The release of Firefox 0.9 in June 2004 was an interesting release for me.
Firefox 0.9 replaced the old beautiful Qute theme with the new Winstripe theme, a theme which a lot of the community didn’t like. I wasn’t a big fan of it either, and I downloaded the Qute theme.
Additionally, Firefox 0.9 kept crashing on my computer. I can’t remember what the problem was, but Firefox 0.9 got me a lot more involved in Mozilla – I posted a few bugs on Bugzilla, contributed to Mozillazine discussions, etc.
The migration tool in Firefox 0.9 made it a ton easier for people to migrate from Internet Explorer; this was one of the main things which stopped me initially from switching to Firefox.

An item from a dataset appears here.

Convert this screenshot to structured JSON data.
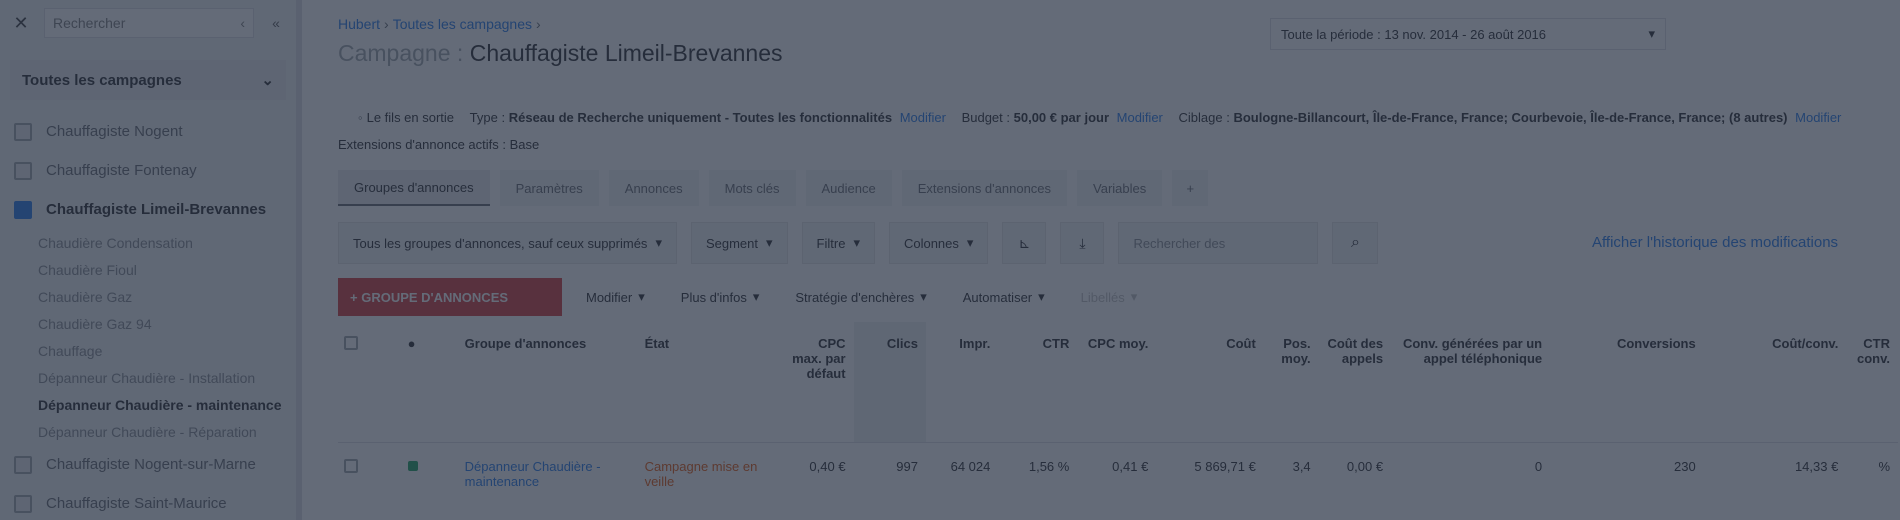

Version 0.10, a preview released finally aimed at end users was released in September 2004.
Around that time, Spread Firefox was launched. I was quite active in promoting Firefox back then – I found an excuse to add a Firefox button to every website I was involved in. This was sometimes done indirectly by developing an enhanced XUL version of the website, or with Evolution, a Firefox toolbar. Or just making sites look nicer on Firefox by adding opacities and -moz-border-radiuses.
Developing the Evolution Toolbar was a really interesting experience in playing around with some of the Mozilla APIs, XUL, etc. It managed to convert quite a lot of players to Firefox and caused the browser share to go from something like 5% Firefox to 90% Firefox. In the long run, it probably brought more Firefox users to Evolution than Evolution users to Firefox.
I was one of the most active members on Spread Firefox and I got offered one of the 25 million download commemorative coins. Unfortunately, I signed up to SFX with an old Hotmail account and never read the e-mail until after the deadline had passed.
Since the release of 1.0, I’ve been a lot less active in promoting Firefox because it’s already getting quite a bit of attention around the internet and has a decent market share of around 15%. Spread Firefox seems to have died out a bit.
Since 1.0, I’ve been keeping track of Mozilla developments through The Burning Edge and occasionally downloaded nightlies to play around with new features.
Firefox has definitely come a long way. A few weeks ago, I sent out links to a website which only worked in IE to a few friends, expecting that they’d use IE. A lot of them came back to me wondering why it didn’t work. That really made me realise how far Firefox had come; normal people were now downloading and using Firefox of their own accord. They didn’t need people to tell them why.
With Firebird, it was a struggle to convince webmasters to support alternative browsers and web users to surf with Firebird. Firebird started out as a snowball. Firefox has been picking up speed and snow ever since and is now an avalanche and a powerful force on the web.
I look forward to the release of Firefox 2.0 later today.